Two months ago, Houston-based pipeline builder Kinder Morgan put the Trans Mountain expansion project on hold, citing growing protests and opposition from the B.C. government, as an untenable situation for the company’s bottom line. The project is three years behind schedule, and Kinder Morgan has already spent $1.1 billion on it. Attempts by the federal government to incentivize Kinder Morgan to stay the course by offering a sizeable compensation for the project were brushed aside by company management.
"The problem isn’t that Kinder Morgan ran out of money. They were not broke, they were exiting the project because of political objections to it. Today’s decision does not address that issue," Ian Lee, Associate Professor at Carleton University’s Sprott School of Business told VICE News. “They determined that the political risks were too great, they had no problem with the financial risks.”
It is theoretically possible that the government could make some money by owning the pipeline project — if construction is complete and the pipeline is sold to a third party at a profit, that would perhaps justify the $4.5 billion investment of tax dollars.

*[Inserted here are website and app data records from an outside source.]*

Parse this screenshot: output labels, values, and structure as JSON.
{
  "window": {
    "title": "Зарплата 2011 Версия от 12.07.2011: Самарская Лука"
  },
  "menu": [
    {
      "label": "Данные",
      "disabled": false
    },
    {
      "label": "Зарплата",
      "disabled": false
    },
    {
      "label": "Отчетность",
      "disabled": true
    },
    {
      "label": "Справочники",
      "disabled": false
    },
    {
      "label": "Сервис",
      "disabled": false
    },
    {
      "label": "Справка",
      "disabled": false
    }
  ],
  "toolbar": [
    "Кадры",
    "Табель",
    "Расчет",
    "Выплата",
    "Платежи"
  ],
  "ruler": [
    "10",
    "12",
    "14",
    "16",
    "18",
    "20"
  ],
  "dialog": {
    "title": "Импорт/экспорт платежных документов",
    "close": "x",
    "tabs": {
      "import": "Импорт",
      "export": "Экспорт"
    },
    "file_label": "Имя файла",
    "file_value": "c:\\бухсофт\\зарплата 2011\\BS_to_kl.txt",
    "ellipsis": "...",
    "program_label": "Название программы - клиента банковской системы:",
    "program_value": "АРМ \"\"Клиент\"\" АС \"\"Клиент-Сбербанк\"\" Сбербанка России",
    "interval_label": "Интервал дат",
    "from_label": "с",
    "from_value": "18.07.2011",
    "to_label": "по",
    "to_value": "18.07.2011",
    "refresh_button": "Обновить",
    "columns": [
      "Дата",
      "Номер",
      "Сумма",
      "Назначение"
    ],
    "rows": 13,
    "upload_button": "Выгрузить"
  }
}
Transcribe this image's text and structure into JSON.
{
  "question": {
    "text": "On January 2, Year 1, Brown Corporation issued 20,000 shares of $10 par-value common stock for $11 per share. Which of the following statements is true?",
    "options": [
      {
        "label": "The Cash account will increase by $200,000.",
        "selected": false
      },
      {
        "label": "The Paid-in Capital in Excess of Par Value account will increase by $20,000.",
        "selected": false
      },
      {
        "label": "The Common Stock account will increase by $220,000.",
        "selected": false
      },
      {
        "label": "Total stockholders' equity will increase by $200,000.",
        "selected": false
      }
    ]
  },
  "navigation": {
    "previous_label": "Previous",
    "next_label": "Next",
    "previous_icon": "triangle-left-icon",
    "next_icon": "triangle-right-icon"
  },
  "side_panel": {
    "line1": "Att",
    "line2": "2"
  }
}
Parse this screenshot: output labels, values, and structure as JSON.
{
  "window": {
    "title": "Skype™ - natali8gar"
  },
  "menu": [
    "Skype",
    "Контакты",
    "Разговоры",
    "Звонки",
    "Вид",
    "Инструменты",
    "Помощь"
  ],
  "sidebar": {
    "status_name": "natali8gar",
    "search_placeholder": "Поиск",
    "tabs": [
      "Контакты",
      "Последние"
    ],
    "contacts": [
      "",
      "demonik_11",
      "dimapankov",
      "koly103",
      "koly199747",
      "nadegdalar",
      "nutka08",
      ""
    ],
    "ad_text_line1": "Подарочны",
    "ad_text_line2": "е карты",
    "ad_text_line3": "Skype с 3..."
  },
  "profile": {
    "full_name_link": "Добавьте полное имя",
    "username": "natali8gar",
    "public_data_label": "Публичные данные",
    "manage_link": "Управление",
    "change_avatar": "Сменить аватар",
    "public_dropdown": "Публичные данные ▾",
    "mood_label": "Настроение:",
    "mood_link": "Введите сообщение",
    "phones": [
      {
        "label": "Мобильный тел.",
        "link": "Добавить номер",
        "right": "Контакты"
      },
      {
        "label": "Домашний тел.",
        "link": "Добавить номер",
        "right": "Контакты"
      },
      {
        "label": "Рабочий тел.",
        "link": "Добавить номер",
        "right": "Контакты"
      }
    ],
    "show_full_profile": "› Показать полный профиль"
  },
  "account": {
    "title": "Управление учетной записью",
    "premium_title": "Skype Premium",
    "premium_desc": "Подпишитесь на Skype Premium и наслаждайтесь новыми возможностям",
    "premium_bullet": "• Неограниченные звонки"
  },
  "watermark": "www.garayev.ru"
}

"The only serious solution that’s going to carry the day is First Nation ownership of the pipeline."
But that scenario is unlikely, says Lee, who believes that the Liberal party only chose to bail out Kinder Morgan because they had run out of options after guaranteeing Canadians that the pipeline would be built. “Liberals are realizing they are extremely vulnerable on this issue and they needed a bold stroke to show the people that they were doing something to make this happen. This is purely political.”
Mertins-Kirkwood agrees, though he says that he’s still struggling to understand the political calculus. “I get that the government is making the oil industry happy, I get that they’re making Albertans happy, but they’re losing out on Liberals who care about meeting our climate change goals and many voters in BC for that matter.”
Lee believes that any kind of real solution to the Trans Mountain issue will have to come from First Nations involvement in the project. “The only serious solution that’s going to carry the day is First Nation ownership of the pipeline. If you can bring Indigenous leaders on board and say that you’re complete owners of the pipeline now, that might help.”
The federal government is expected to close the purchase of Trans Mountain in August. Construction of the pipeline is set to resume in a month, while multiple protests continue to take place against the project all this week.
Cover image: Prime Minister Justin Trudeau is interviewed by Bloomberg's Senior Executive Editor for Economics, Stephanie Flanders, as part of Bloomberg Businessweek Debrief series in Toronto, Tuesday, May 29, 2018. (THE CANADIAN PRESS/Marta Iwanek)